As the world grapples with COVID-19, it has become apparent that many lives and sectors of the economy will be affected for many years to come. While the prediction of the nature and magnitude of the impending transformation might not be a straightforward task, the current mitigation measures being implemented globally can be conceived as a harbinger of potential long-term approaches that relevant stakeholders might consider in tackling another pandemic or indeed, other infectious diseases. With the lockdown of many global cities, urban life is expected to change and clearly, we may not be able to go back to normalliving after the pandemic . The ‘social distancing’ measures have been put in place to prevent the spread of the virus and with the current level of awareness, people are likely to develop lasting habits such as reducing physical contact either with other people and high-touch surfaces, which might change how buildings are accessed and used.
There is likely to be an increase in demand for more contactless access that relies on the use of chips or facial recognition, especially in high-traffic commercial buildings. Furniture might change tooas office desk requirements are likely to increase due to reduced appetite for shared spaces and co-working . And at the extreme of the change spectrum, there might even be new de-densification policies relating especially to space per employeeand maximum occupancy for lifts and receptions. In terms of mobility, people are now being encouraged to travel more to workon bikes [2, 3]. These are potential health and wellbeing issues that COVID-19 is likely to push to the front burner as far as the office space demand is concerned. It would, therefore, be expected that commercial property stakeholders will begin to rethink the relationship between offices and wellbeing of occupiers.
However, it should be mentioned that well-being and productivity impact of offices had begun to gain prominence among real estate market stakeholders even before the pandemic. With the increasing awareness of the effect of office workplace on employee performance and physical fitness, corporate occupiers have started to prioritise taking up low-risk office buildings. The WELL Building Standard(WBS)was launched in 2014 by the International WELL Building Institute to classify buildings and interior spaces according to how they support human health and wellness . Through health-oriented standards such as the WBS, property owners and corporate occupiers can assess the health risk of their buildings for marketing, wellbeing and social responsibility reasons. But ‘health and wellbeing’ itself is also a subset of the wider green building agenda; and while it is being treated independently by WBS, it was already a key component of the major international green building labels such the Building Research Establishment Environmental Assessment Method in the UK and the Leadership in Energy and Environmental Design in the US.

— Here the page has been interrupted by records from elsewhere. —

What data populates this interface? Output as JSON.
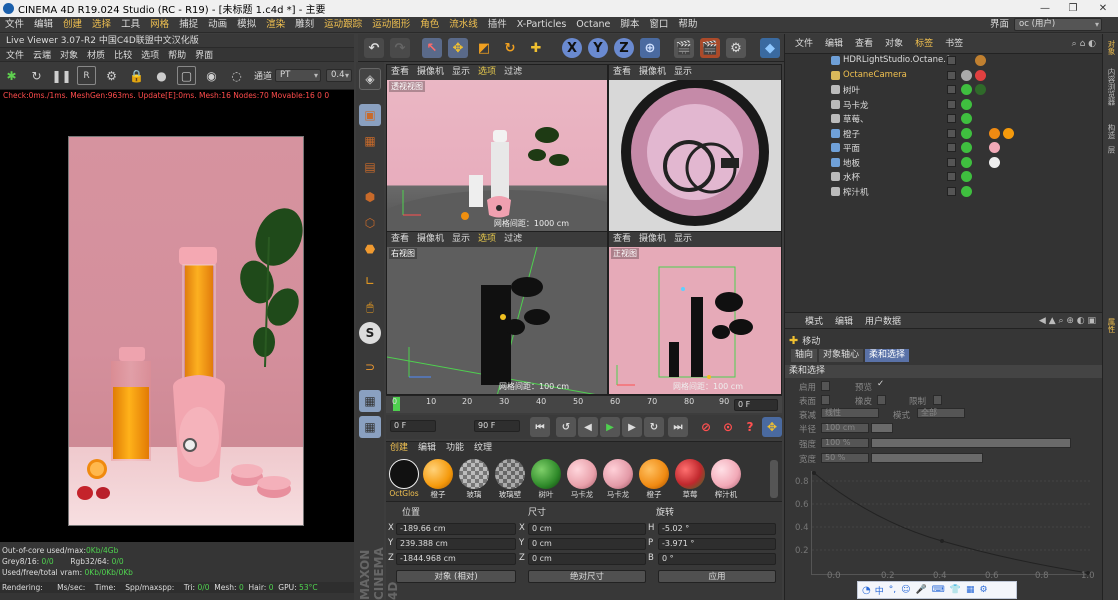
{
  "titlebar": {
    "title": "CINEMA 4D R19.024 Studio (RC - R19) - [未标题 1.c4d *] - 主要"
  },
  "menubar": {
    "items": [
      "文件",
      "编辑",
      "创建",
      "选择",
      "工具",
      "网格",
      "捕捉",
      "动画",
      "模拟",
      "渲染",
      "雕刻",
      "运动跟踪",
      "运动图形",
      "角色",
      "流水线",
      "插件",
      "X-Particles",
      "Octane",
      "脚本",
      "窗口",
      "帮助"
    ],
    "layout_label": "界面",
    "layout_value": "oc (用户)"
  },
  "live_viewer": {
    "title": "Live Viewer 3.07-R2 中国C4D联盟中文汉化版",
    "menu": [
      "文件",
      "云端",
      "对象",
      "材质",
      "比较",
      "选项",
      "帮助",
      "界面"
    ],
    "channel_label": "通道",
    "channel_value": "PT",
    "zoom_value": "0.4",
    "status": "Check:0ms./1ms. MeshGen:963ms. Update[E]:0ms. Mesh:16 Nodes:70 Movable:16  0  0",
    "info": {
      "outofcore_label": "Out-of-core used/max:",
      "outofcore_value": "0Kb/4Gb",
      "grey_label": "Grey8/16:",
      "grey_value": "0/0",
      "rgb_label": "Rgb32/64:",
      "rgb_value": "0/0",
      "vram_label": "Used/free/total vram:",
      "vram_value": "0Kb/0Kb/0Kb",
      "rendering_label": "Rendering:",
      "ms_label": "Ms/sec:",
      "time_label": "Time:",
      "spp_label": "Spp/maxspp:",
      "tri_label": "Tri:",
      "tri_value": "0/0",
      "mesh_label": "Mesh:",
      "mesh_value": "0",
      "hair_label": "Hair:",
      "hair_value": "0",
      "gpu_label": "GPU:",
      "gpu_value": "53°C"
    }
  },
  "viewports": {
    "menu": [
      "查看",
      "摄像机",
      "显示",
      "选项",
      "过滤"
    ],
    "menu_short": [
      "查看",
      "摄像机",
      "显示"
    ],
    "perspective_label": "透视视图",
    "perspective_grid": "网格间距：1000 cm",
    "right_label": "右视图",
    "right_grid": "网格间距：100 cm",
    "front_label": "正视图",
    "front_grid": "网格间距：100 cm"
  },
  "timeline": {
    "ticks": [
      "0",
      "10",
      "20",
      "30",
      "40",
      "50",
      "60",
      "70",
      "80",
      "90"
    ],
    "current": "0 F",
    "start": "0 F",
    "end": "90 F"
  },
  "material_manager": {
    "menu": [
      "创建",
      "编辑",
      "功能",
      "纹理"
    ],
    "materials": [
      {
        "name": "OctGlos",
        "color": "#111111"
      },
      {
        "name": "橙子",
        "color": "#f59a0c"
      },
      {
        "name": "玻璃",
        "color": "#9a9a9a"
      },
      {
        "name": "玻璃壁",
        "color": "#7f7f7f"
      },
      {
        "name": "树叶",
        "color": "#2f8a2a"
      },
      {
        "name": "马卡龙",
        "color": "#e9a1ab"
      },
      {
        "name": "马卡龙",
        "color": "#e39aa7"
      },
      {
        "name": "橙子",
        "color": "#f08a12"
      },
      {
        "name": "草莓",
        "color": "#c0282d"
      },
      {
        "name": "榨汁机",
        "color": "#f2a9b7"
      }
    ]
  },
  "coordinates": {
    "position_label": "位置",
    "size_label": "尺寸",
    "rotation_label": "旋转",
    "rows": [
      {
        "axis": "X",
        "pos": "-189.66 cm",
        "size": "0 cm",
        "rot_axis": "H",
        "rot": "-5.02 °"
      },
      {
        "axis": "Y",
        "pos": "239.388 cm",
        "size": "0 cm",
        "rot_axis": "P",
        "rot": "-3.971 °"
      },
      {
        "axis": "Z",
        "pos": "-1844.968 cm",
        "size": "0 cm",
        "rot_axis": "B",
        "rot": "0 °"
      }
    ],
    "mode_value": "对象 (相对)",
    "size_mode_value": "绝对尺寸",
    "apply_label": "应用"
  },
  "object_manager": {
    "menu": [
      "文件",
      "编辑",
      "查看",
      "对象",
      "标签",
      "书签"
    ],
    "objects": [
      {
        "name": "HDRLightStudio.Octane.1",
        "icon": "#6fa0d8",
        "hl": false
      },
      {
        "name": "OctaneCamera",
        "icon": "#d9b85a",
        "hl": true
      },
      {
        "name": "树叶",
        "icon": "#bbbbbb",
        "hl": false
      },
      {
        "name": "马卡龙",
        "icon": "#bbbbbb",
        "hl": false
      },
      {
        "name": "草莓、",
        "icon": "#bbbbbb",
        "hl": false
      },
      {
        "name": "橙子",
        "icon": "#6fa0d8",
        "hl": false
      },
      {
        "name": "平面",
        "icon": "#6fa0d8",
        "hl": false
      },
      {
        "name": "地板",
        "icon": "#6fa0d8",
        "hl": false
      },
      {
        "name": "水杯",
        "icon": "#bbbbbb",
        "hl": false
      },
      {
        "name": "榨汁机",
        "icon": "#bbbbbb",
        "hl": false
      }
    ]
  },
  "attribute_manager": {
    "menu": [
      "模式",
      "编辑",
      "用户数据"
    ],
    "tool_name": "移动",
    "tabs": [
      "轴向",
      "对象轴心",
      "柔和选择"
    ],
    "section": "柔和选择",
    "fields": {
      "enable_label": "启用",
      "preview_label": "预览",
      "surface_label": "表面",
      "rubber_label": "橡皮",
      "limit_label": "限制",
      "falloff_label": "衰减",
      "falloff_value": "线性",
      "mode_label": "模式",
      "mode_value": "全部",
      "radius_label": "半径",
      "radius_value": "100 cm",
      "strength_label": "强度",
      "strength_value": "100 %",
      "width_label": "宽度",
      "width_value": "50 %"
    },
    "graph_y": [
      "0.8",
      "0.6",
      "0.4",
      "0.2"
    ],
    "graph_x": [
      "0.0",
      "0.2",
      "0.4",
      "0.6",
      "0.8",
      "1.0"
    ]
  },
  "side_tabs": [
    "对象",
    "内容浏览器",
    "构造",
    "层",
    "属性"
  ]
}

Going forward, a new class of offices that are not only green but also ‘healthy’, is likely to emerge. These ‘better offices’ are likely to incorporate infection control airflow designs and finishes; and will be marked by access to natural lighting, greenery as well as adequate provision of hygiene, physical fitness and active travel facilities. Their management will also have the health and wellbeing of occupiers at its heart and might involve more regular deep cleaning and decontamination operation than what was normally required before the pandemic. Lastly, as an indication of all the aforementioned qualities, the ‘better offices’ will be highly-rated by green and wellbeing standards currently available in the market.